*Required work*
Type out every line below exactly as it reads.
»»
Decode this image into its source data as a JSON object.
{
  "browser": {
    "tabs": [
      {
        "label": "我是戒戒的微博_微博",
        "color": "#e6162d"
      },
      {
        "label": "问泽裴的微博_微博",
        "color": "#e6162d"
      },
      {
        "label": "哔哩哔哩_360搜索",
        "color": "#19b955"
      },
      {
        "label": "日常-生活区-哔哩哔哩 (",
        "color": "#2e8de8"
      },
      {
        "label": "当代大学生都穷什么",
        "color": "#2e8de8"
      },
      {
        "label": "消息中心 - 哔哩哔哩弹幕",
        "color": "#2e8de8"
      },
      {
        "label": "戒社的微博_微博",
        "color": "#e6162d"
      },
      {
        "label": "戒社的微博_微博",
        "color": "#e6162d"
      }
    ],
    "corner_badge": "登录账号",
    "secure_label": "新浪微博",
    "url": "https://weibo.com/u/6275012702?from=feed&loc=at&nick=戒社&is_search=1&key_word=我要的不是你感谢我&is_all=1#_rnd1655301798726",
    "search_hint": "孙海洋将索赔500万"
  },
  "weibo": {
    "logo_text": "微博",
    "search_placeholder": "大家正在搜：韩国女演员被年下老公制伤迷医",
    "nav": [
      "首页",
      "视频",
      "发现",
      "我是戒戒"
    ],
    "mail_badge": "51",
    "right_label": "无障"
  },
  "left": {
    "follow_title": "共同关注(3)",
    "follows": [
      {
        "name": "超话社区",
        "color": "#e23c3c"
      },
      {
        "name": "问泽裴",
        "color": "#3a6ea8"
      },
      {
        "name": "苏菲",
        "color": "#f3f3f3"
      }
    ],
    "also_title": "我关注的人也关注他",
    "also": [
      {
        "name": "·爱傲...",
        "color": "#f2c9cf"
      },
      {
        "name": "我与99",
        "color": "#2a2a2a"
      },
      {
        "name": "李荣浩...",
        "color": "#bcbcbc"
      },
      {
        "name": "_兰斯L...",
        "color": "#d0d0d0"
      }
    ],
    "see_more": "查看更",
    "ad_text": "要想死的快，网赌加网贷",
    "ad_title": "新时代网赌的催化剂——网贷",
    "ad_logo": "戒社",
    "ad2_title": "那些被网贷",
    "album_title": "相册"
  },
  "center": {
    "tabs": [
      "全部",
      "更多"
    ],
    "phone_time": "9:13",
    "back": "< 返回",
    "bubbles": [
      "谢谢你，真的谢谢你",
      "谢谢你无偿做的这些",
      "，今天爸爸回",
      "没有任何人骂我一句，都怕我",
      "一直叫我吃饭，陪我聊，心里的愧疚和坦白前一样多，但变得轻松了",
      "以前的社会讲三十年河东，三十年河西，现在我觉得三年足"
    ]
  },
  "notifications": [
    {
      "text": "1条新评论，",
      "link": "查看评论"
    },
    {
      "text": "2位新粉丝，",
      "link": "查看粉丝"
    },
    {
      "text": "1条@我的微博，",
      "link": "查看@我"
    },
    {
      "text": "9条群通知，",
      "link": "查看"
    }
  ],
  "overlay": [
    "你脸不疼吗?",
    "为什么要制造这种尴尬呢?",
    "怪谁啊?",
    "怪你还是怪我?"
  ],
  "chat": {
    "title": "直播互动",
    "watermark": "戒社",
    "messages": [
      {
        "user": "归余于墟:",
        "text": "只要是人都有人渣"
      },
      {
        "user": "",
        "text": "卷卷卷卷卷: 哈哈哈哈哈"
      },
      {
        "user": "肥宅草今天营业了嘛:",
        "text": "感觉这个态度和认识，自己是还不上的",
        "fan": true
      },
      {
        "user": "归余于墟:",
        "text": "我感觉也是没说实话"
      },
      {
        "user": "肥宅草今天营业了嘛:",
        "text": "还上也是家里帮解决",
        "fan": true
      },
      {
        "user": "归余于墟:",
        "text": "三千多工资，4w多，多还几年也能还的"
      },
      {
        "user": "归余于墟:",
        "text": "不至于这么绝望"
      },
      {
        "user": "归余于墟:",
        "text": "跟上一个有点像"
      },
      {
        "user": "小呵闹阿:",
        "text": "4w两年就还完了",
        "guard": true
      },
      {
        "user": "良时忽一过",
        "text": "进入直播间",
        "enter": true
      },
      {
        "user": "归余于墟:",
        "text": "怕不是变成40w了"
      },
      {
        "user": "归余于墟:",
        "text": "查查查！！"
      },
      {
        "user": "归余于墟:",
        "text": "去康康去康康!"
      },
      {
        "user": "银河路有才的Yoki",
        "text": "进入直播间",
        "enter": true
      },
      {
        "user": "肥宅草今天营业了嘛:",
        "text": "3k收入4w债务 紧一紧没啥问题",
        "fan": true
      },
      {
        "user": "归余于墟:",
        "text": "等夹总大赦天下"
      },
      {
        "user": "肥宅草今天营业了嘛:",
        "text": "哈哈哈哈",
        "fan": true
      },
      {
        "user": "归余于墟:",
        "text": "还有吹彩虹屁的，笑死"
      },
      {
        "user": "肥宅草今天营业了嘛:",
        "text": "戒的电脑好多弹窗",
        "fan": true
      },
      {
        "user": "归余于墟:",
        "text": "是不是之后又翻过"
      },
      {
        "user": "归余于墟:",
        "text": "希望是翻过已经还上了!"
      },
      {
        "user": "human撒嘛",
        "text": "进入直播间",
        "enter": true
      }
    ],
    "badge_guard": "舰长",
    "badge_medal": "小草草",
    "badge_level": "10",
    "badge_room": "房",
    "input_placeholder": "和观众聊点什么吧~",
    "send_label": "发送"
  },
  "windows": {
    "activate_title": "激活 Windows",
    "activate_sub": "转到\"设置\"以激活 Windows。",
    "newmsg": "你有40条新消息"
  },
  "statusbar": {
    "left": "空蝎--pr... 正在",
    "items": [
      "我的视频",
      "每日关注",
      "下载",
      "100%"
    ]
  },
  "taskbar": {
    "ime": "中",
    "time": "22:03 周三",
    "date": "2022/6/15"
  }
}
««
*Solved problem*
Decode this image into its source data as a JSON object.
{
  "browser": {
    "tabs": [
      {
        "label": "我是戒戒的微博_微博",
        "color": "#e6162d"
      },
      {
        "label": "问泽裴的微博_微博",
        "color": "#e6162d"
      },
      {
        "label": "哔哩哔哩_360搜索",
        "color": "#19b955"
      },
      {
        "label": "日常-生活区-哔哩哔哩 (",
        "color": "#2e8de8"
      },
      {
        "label": "当代大学生都穷什么",
        "color": "#2e8de8"
      },
      {
        "label": "消息中心 - 哔哩哔哩弹幕",
        "color": "#2e8de8"
      },
      {
        "label": "戒社的微博_微博",
        "color": "#e6162d"
      },
      {
        "label": "戒社的微博_微博",
        "color": "#e6162d"
      }
    ],
    "corner_badge": "登录账号",
    "secure_label": "新浪微博",
    "url": "https://weibo.com/u/6275012702?from=feed&loc=at&nick=戒社&is_search=1&key_word=我要的不是你感谢我&is_all=1#_rnd1655301798726",
    "search_hint": "孙海洋将索赔500万"
  },
  "weibo": {
    "logo_text": "微博",
    "search_placeholder": "大家正在搜：韩国女演员被年下老公制伤迷医",
    "nav": [
      "首页",
      "视频",
      "发现",
      "我是戒戒"
    ],
    "mail_badge": "51",
    "right_label": "无障"
  },
  "left": {
    "follow_title": "共同关注(3)",
    "follows": [
      {
        "name": "超话社区",
        "color": "#e23c3c"
      },
      {
        "name": "问泽裴",
        "color": "#3a6ea8"
      },
      {
        "name": "苏菲",
        "color": "#f3f3f3"
      }
    ],
    "also_title": "我关注的人也关注他",
    "also": [
      {
        "name": "·爱傲...",
        "color": "#f2c9cf"
      },
      {
        "name": "我与99",
        "color": "#2a2a2a"
      },
      {
        "name": "李荣浩...",
        "color": "#bcbcbc"
      },
      {
        "name": "_兰斯L...",
        "color": "#d0d0d0"
      }
    ],
    "see_more": "查看更",
    "ad_text": "要想死的快，网赌加网贷",
    "ad_title": "新时代网赌的催化剂——网贷",
    "ad_logo": "戒社",
    "ad2_title": "那些被网贷",
    "album_title": "相册"
  },
  "center": {
    "tabs": [
      "全部",
      "更多"
    ],
    "phone_time": "9:13",
    "back": "< 返回",
    "bubbles": [
      "谢谢你，真的谢谢你",
      "谢谢你无偿做的这些",
      "，今天爸爸回",
      "没有任何人骂我一句，都怕我",
      "一直叫我吃饭，陪我聊，心里的愧疚和坦白前一样多，但变得轻松了",
      "以前的社会讲三十年河东，三十年河西，现在我觉得三年足"
    ]
  },
  "notifications": [
    {
      "text": "1条新评论，",
      "link": "查看评论"
    },
    {
      "text": "2位新粉丝，",
      "link": "查看粉丝"
    },
    {
      "text": "1条@我的微博，",
      "link": "查看@我"
    },
    {
      "text": "9条群通知，",
      "link": "查看"
    }
  ],
  "overlay": [
    "你脸不疼吗?",
    "为什么要制造这种尴尬呢?",
    "怪谁啊?",
    "怪你还是怪我?"
  ],
  "chat": {
    "title": "直播互动",
    "watermark": "戒社",
    "messages": [
      {
        "user": "归余于墟:",
        "text": "只要是人都有人渣"
      },
      {
        "user": "",
        "text": "卷卷卷卷卷: 哈哈哈哈哈"
      },
      {
        "user": "肥宅草今天营业了嘛:",
        "text": "感觉这个态度和认识，自己是还不上的",
        "fan": true
      },
      {
        "user": "归余于墟:",
        "text": "我感觉也是没说实话"
      },
      {
        "user": "肥宅草今天营业了嘛:",
        "text": "还上也是家里帮解决",
        "fan": true
      },
      {
        "user": "归余于墟:",
        "text": "三千多工资，4w多，多还几年也能还的"
      },
      {
        "user": "归余于墟:",
        "text": "不至于这么绝望"
      },
      {
        "user": "归余于墟:",
        "text": "跟上一个有点像"
      },
      {
        "user": "小呵闹阿:",
        "text": "4w两年就还完了",
        "guard": true
      },
      {
        "user": "良时忽一过",
        "text": "进入直播间",
        "enter": true
      },
      {
        "user": "归余于墟:",
        "text": "怕不是变成40w了"
      },
      {
        "user": "归余于墟:",
        "text": "查查查！！"
      },
      {
        "user": "归余于墟:",
        "text": "去康康去康康!"
      },
      {
        "user": "银河路有才的Yoki",
        "text": "进入直播间",
        "enter": true
      },
      {
        "user": "肥宅草今天营业了嘛:",
        "text": "3k收入4w债务 紧一紧没啥问题",
        "fan": true
      },
      {
        "user": "归余于墟:",
        "text": "等夹总大赦天下"
      },
      {
        "user": "肥宅草今天营业了嘛:",
        "text": "哈哈哈哈",
        "fan": true
      },
      {
        "user": "归余于墟:",
        "text": "还有吹彩虹屁的，笑死"
      },
      {
        "user": "肥宅草今天营业了嘛:",
        "text": "戒的电脑好多弹窗",
        "fan": true
      },
      {
        "user": "归余于墟:",
        "text": "是不是之后又翻过"
      },
      {
        "user": "归余于墟:",
        "text": "希望是翻过已经还上了!"
      },
      {
        "user": "human撒嘛",
        "text": "进入直播间",
        "enter": true
      }
    ],
    "badge_guard": "舰长",
    "badge_medal": "小草草",
    "badge_level": "10",
    "badge_room": "房",
    "input_placeholder": "和观众聊点什么吧~",
    "send_label": "发送"
  },
  "windows": {
    "activate_title": "激活 Windows",
    "activate_sub": "转到\"设置\"以激活 Windows。",
    "newmsg": "你有40条新消息"
  },
  "statusbar": {
    "left": "空蝎--pr... 正在",
    "items": [
      "我的视频",
      "每日关注",
      "下载",
      "100%"
    ]
  },
  "taskbar": {
    "ime": "中",
    "time": "22:03 周三",
    "date": "2022/6/15"
  }
}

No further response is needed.